I’ve always found the concept of the “second label” for wineries to be an interesting one. Certain wineries and winemakers have their own reasons for launching them, but since they’re a growing trend in the Pacific Northwest, I thought I’d explore a few of the most common explanations I’ve heard.
For many winemakers, a second label offers a chance to make wines in a different style. If you’ve built your reputation on big, bold red blends, but suddenly have a longing to make Pinot Noir, a second label might make more sense than just tacking that wine onto your existing lineup. Some winemakers might use a different winery name for wines with different inspirations: think Javier Alfonso’s Pomum Cellars (mostly French varietals) and Idilico (the grapes of his native Spain). This delineation does make a fair bit of sense, though uncovering the relationship between the two wineries can take just a bit of sleuthing.
Sometimes the second label can come about almost accidentally. In the case of Intrinsic, it happened because Juan Muñoz-Oca, the winemaker for Washington’s Columbia Crest, starting playing around with a radical new method of macerating Cabernet Sauvignon, leaving it on the skins for upwards of nine months (instead of the typical 25-40 days). The resultant wine was great, but didn’t really fit into the existing Columbia Crest portfolio, and thus a new label was born.
There’s also a financial motivation in some cases. A number of wineries have risen to prominence with fairly high-end wines, only to realize that while selling all your wine to wine club members is in some ways great, there’s also a tremendous market for wines that can be poured by the glass, or sold for under $20 in a retail setting. While I can think of plenty of examples where a winery just added those offerings on to their existing lineup, others have chosen to start a whole new winery, presumably to avoid confusing their existing brand.
The third reason, closely related to both of those, is for the sheer sake of creation. Establishing a new winery or new brand takes a lot of work, but for some winery folk that seems to be the most enjoyable aspect. You need only look at the many labels of Charles Smith Wines for an illustration of how alluring that process can be for the right kind of person.

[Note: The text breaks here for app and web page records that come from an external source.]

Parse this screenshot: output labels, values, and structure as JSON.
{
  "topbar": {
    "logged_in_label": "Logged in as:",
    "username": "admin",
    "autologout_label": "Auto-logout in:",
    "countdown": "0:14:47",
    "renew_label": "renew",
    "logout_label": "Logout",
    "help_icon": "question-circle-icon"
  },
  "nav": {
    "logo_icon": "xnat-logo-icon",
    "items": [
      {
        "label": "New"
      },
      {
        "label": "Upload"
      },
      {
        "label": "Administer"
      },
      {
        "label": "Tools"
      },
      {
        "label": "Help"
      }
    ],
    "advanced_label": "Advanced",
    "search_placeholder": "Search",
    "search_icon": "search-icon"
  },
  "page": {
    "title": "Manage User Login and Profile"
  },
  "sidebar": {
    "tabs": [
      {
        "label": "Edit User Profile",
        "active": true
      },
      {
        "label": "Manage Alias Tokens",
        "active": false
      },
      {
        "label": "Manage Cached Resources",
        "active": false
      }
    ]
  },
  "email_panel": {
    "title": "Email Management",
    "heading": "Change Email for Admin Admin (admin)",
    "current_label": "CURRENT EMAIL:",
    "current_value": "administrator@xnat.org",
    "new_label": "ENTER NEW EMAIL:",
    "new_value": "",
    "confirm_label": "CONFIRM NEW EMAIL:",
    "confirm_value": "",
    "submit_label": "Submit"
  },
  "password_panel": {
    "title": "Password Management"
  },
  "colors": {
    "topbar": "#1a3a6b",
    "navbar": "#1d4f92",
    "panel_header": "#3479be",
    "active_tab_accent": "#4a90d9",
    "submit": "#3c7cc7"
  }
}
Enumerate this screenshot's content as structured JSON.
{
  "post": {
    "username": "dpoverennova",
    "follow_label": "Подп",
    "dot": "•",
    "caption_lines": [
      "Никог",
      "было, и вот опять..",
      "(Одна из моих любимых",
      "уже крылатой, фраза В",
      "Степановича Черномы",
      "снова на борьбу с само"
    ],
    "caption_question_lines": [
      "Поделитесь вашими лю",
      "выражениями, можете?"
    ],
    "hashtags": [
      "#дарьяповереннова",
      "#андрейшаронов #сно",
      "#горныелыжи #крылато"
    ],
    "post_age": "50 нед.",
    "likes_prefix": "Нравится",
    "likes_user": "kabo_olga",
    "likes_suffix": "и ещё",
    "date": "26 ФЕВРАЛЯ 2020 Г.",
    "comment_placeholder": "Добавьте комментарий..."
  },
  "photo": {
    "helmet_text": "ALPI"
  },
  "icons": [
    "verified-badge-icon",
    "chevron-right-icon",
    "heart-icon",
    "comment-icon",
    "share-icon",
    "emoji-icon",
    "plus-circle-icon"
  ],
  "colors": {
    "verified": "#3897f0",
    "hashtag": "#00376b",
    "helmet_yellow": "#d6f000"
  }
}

So keep an eye out for second labels. In some cases, they can be a better example of a winemaker’s current passions, a chance to try the wines of a skilled winemaker at a lower price point, or just a new experience. Even if they’re just a cheaper bottle of wine, well, those come in handy most nights of the week.
Writer Zach Geballe is a sommelier at the Dahlia Lounge and the host of Disgorged, a weekly podcast and pop-up wine bar in Seattle’s Queen Anne neighborhood. He lives in Seattle, where he owns more wine than he can reasonably drink, but loves to share. You can find him at @zgeballe or vinetrainings.com.